As long as my father was going to be a sheriff, a position with so much potential for excitement, danger, and bravery, why couldn’t some of that promise be fulfilled?
The sheriff of Mercer County was elected, but such was my grandfather’s popularity and influence—and the weight of the Hayden name—that it was enough for my grandfather to say…now I want my son to have this job…It would never have occurred to my father to refuse.
“Are you telling me this because I’m Frank’s brother? Because I’m your husband? Because I’m Marie’s employer?...or because I’m the sheriff?”
“That’s not the way it works. You know that. Sins—crimes—are not supposed to go unpunished.”

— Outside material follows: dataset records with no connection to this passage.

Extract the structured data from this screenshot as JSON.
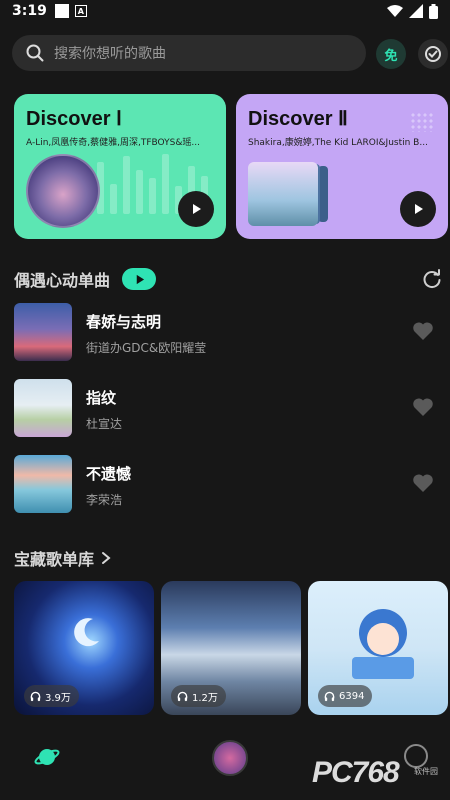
{
  "status_bar": {
    "time": "3:19"
  },
  "search": {
    "placeholder": "搜索你想听的歌曲"
  },
  "header": {
    "free_badge": "免"
  },
  "discover": [
    {
      "title": "Discover Ⅰ",
      "artists": "A-Lin,凤凰传奇,蔡健雅,周深,TFBOYS&瑶..."
    },
    {
      "title": "Discover Ⅱ",
      "artists": "Shakira,康婉婷,The Kid LAROI&Justin B..."
    }
  ],
  "daily_section": {
    "title": "偶遇心动单曲"
  },
  "songs": [
    {
      "name": "春娇与志明",
      "artist": "街道办GDC&欧阳耀莹"
    },
    {
      "name": "指纹",
      "artist": "杜宣达"
    },
    {
      "name": "不遗憾",
      "artist": "李荣浩"
    }
  ],
  "playlists_section": {
    "title": "宝藏歌单库"
  },
  "playlists": [
    {
      "play_count": "3.9万"
    },
    {
      "play_count": "1.2万"
    },
    {
      "play_count": "6394"
    }
  ],
  "watermark": {
    "main": "PC768",
    "sub": "软件园"
  },
  "colors": {
    "accent": "#2fe3b4",
    "card_green": "#5ce6b3",
    "card_purple": "#c4a6f5",
    "background": "#171717"
  }
}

Even then I knew what the irony of the conversation was: the secretary lecturing the lawyer, the law enforcement officer, on justice.
He was building a case, and my father did this the same way he ran for reelection—by gathering in friends and favors. I suppose he was collecting evidence as well, but that part was never as obvious to me. What he seemed intent on doing—just as boys at play do, just as nations at war do—was getting people to be on his side.
I suddenly felt sorry for my father—not as he stood before me at that moment, but as a boy. What must it have been like to have a father capable of speaking to you like that?
“Screwing an Indian. Or feeling her up or whatever. You don’t lock up a man for that. You don’t lock up your brother. A respected man. A war hero.”
“He’s guilty as sin, Gail. He told me as much…Goddamn it! What could I have been thinking of? Maybe a jury will cut him loose. I won’t. By God, I won’t.”
I wondered again how it could have happened—how it could be that those two people who only wanted to do right, whose only error lay in trying to be loyal to both family and justice, were now dispossessed, the ones forced to leave Bentrock and build new lives.